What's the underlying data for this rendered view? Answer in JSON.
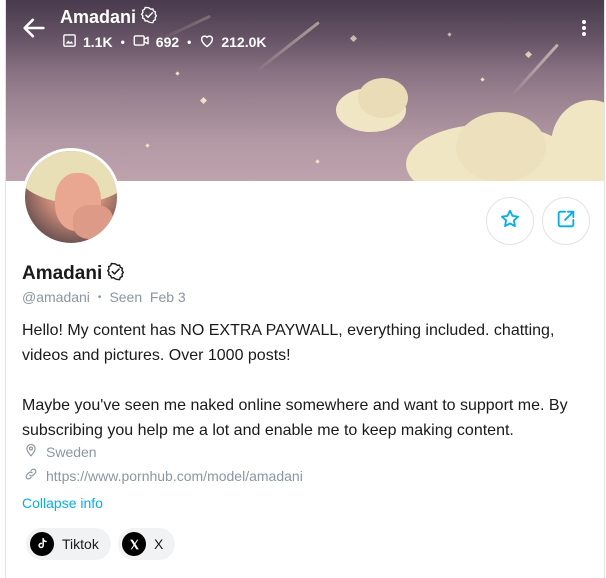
{
  "header": {
    "title": "Amadani",
    "stats": [
      {
        "icon": "image-icon",
        "value": "1.1K"
      },
      {
        "icon": "video-icon",
        "value": "692"
      },
      {
        "icon": "heart-icon",
        "value": "212.0K"
      }
    ]
  },
  "profile": {
    "name": "Amadani",
    "username": "@amadani",
    "seen": "Seen  Feb 3",
    "bio_paragraphs": [
      "Hello! My content has NO EXTRA PAYWALL, everything included. chatting, videos and pictures. Over 1000 posts!",
      "Maybe you've seen me naked online somewhere and want to support me. By subscribing you help me a lot and enable me to keep making content."
    ],
    "location": "Sweden",
    "link": "https://www.pornhub.com/model/amadani",
    "collapse_label": "Collapse info"
  },
  "socials": [
    {
      "label": "Tiktok",
      "icon": "tiktok-icon"
    },
    {
      "label": "X",
      "icon": "x-icon"
    }
  ],
  "colors": {
    "accent": "#00aff0",
    "muted": "#8a96a3",
    "chip_bg": "#f1f2f4"
  }
}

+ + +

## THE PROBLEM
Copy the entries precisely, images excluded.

## OUTPUT OF THE TASK
What's the underlying data for this rendered view? Answer in JSON.
{
  "header": {
    "title": "Amadani",
    "stats": [
      {
        "icon": "image-icon",
        "value": "1.1K"
      },
      {
        "icon": "video-icon",
        "value": "692"
      },
      {
        "icon": "heart-icon",
        "value": "212.0K"
      }
    ]
  },
  "profile": {
    "name": "Amadani",
    "username": "@amadani",
    "seen": "Seen  Feb 3",
    "bio_paragraphs": [
      "Hello! My content has NO EXTRA PAYWALL, everything included. chatting, videos and pictures. Over 1000 posts!",
      "Maybe you've seen me naked online somewhere and want to support me. By subscribing you help me a lot and enable me to keep making content."
    ],
    "location": "Sweden",
    "link": "https://www.pornhub.com/model/amadani",
    "collapse_label": "Collapse info"
  },
  "socials": [
    {
      "label": "Tiktok",
      "icon": "tiktok-icon"
    },
    {
      "label": "X",
      "icon": "x-icon"
    }
  ],
  "colors": {
    "accent": "#00aff0",
    "muted": "#8a96a3",
    "chip_bg": "#f1f2f4"
  }
}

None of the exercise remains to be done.